Competence Center for Machine Learning Rhine-Ruhr

Machine learning is the basis of the digital transformation. Hence, internationally outstanding research and effective transfer into applications is of the utmost importance for a society. Germany and France aim at a collaboration in machine learning research. In this context, the Competence Centre for Machine Learning Rhine-Ruhr (ML2R), funded by the Federal Ministry of Education and Research (BMBF), is now being launched in Dortmund and Bonn/Sankt Augustin.

The TU Dortmund University, the University of Bonn and the Fraunhofer Institutes for Intelligent Analysis and Information Systems IAIS in Sankt Augustin and for Material Flow and Logistics IML in Dortmund will jointly investigate models of machine learning for their understandability, fairness, traceability and robustness and develop new model classes. Distributed learning, learning from data streams, embeddings, knowledge graphs, modern hardware for machine learning, Bayes' approaches to deep learning and interactive data exploration are some of the topics, according to the motto "a good theory is the best practice".

Dortmund has a history of excellent research in machine learning at the Chair of Artificial Intelligence, Prof. Dr. Katharina Morik. The close connection between theory and practice is a leitmotif that was made clear by the first efficient implementation of the support vector machine, SVM_light, by her doctoral student Thorsten Joachims. Similarly, the successful spin-off RapidMiner illustrates that basic research also facilitates practical developments and applications. The Collaborative Research Center 876, "Machine Learning with Resource Restriction," has been uniting for nearly 8 years machine learning and embedded systems. More than 50 PhD students and postdocs as well as the intensive collaboration with the chair for astroparticle physics and the faculty of statistics provide an agile research environment.

We are hiring

We offer doctoral positions in all key aspects, provided that you have outstanding academic performance, a degree in computer science and previous knowledge of machine learning, e.g. by attending relevant courses during your studies or by publications at the respective conferences.

Please send digital applications with the usual documents stating ML2R in the subject to: office@ls8.cs.tu-dortmund.de

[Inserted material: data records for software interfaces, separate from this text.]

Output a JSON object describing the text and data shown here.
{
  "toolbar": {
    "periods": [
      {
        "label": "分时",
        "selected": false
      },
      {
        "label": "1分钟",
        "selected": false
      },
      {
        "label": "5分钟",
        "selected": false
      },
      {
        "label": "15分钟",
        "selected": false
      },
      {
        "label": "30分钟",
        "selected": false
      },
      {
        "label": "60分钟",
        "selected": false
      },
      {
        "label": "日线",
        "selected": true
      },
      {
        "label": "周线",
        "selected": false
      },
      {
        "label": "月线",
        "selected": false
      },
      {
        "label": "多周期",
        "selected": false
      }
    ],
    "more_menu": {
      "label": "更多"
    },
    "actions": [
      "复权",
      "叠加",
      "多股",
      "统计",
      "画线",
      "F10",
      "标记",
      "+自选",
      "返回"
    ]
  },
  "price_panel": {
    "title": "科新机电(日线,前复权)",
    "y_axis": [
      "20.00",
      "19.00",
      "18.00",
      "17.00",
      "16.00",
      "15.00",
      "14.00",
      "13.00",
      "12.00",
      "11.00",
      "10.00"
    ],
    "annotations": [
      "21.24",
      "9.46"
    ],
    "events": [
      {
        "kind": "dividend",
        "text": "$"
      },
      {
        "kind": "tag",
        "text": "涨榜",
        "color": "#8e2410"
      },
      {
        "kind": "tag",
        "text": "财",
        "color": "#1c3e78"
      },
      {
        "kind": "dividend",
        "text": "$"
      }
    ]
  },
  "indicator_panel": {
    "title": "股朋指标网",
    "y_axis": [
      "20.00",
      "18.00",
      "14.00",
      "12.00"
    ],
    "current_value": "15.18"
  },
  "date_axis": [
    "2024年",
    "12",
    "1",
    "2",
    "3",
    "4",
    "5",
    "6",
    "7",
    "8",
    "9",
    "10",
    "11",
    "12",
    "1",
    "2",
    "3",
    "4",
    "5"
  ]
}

Key Activity: Machine Learning and Resource Restrictions

With the availability of more and more data at different locations through the cost-effective use of embedded systems and sensors, new challenges are posed to machine learning.

The competence center investigates models of machine learning for distributed, severely limited computer architectures and evaluates modern hardware with regard to its suitability for machine learning. In this context, learning methods are examined and, if necessary, adapted with regard to their feasibility on so-called ultra-low-power (ULP) architectures.

If existing devices do not have the necessary functions with low resource requirements, new hardware for machine learning is designed using Field Programmable Gate Arrays (FPGAs), in order to adapt model and hardware to each other. Models are adapted by model compression, regularization, parameter sharing and numerical approximation.

In recent years, Quantum Computing has experienced considerable growth not only in the construction of quantum hardware, but also in the development of quantum algorithms. With the increasing availability of more and more qubits and high fidelity quantum gates, the development of algorithms for understanding the performance of these machines has become more and more important, and the research topics in the competence center are linked to current work on the implementation of probabilistic models with quantum annealing as well as to approximate inference in probabilistic models using quantum annealing.

The Chair of Artificial Intelligence has access to NASA Ames Research Center's D-Wave Quantum Antennas for practical testing of new methods.

Key Activity: Interactive Modeling

Exploration of large amounts of data requires real-time analyses to give the data scientist an overview of the data and help her to form, refine or annotate hypotheses; projections of high-dimensional data, non-negative matrix factorization, spatio-temporal models and outlier detection are unsupervised methods; active Learning involves the user to annotate some data; transfer learning can be used to make suggestions to users for further analysis steps; sampling and counterfactual modeling facilitate interactive tests that then take the user to further analysis steps.

Key Activity: Curating and Certification

The theory of machine learning must show more than runtime and memory requirements; proven guarantees of energy consumption, runtime complexity, memory requirements, error limits, privacy, example complexity of models of learning are important for the deployment of learned models. The insights into resource consumption and proven guarantees can then be converted into comprehensible labels analogous to the energy labels for household appliances. Properties of models and algorithms of machine learning should thus become comprehensible.

Based on the curated data, the components of learning process, i.e., data preprocessing, feature extraction, modeling, model validation and application are to be described in such a way that analysis processes can be easily adapted and partly automatically obtained from existing processes.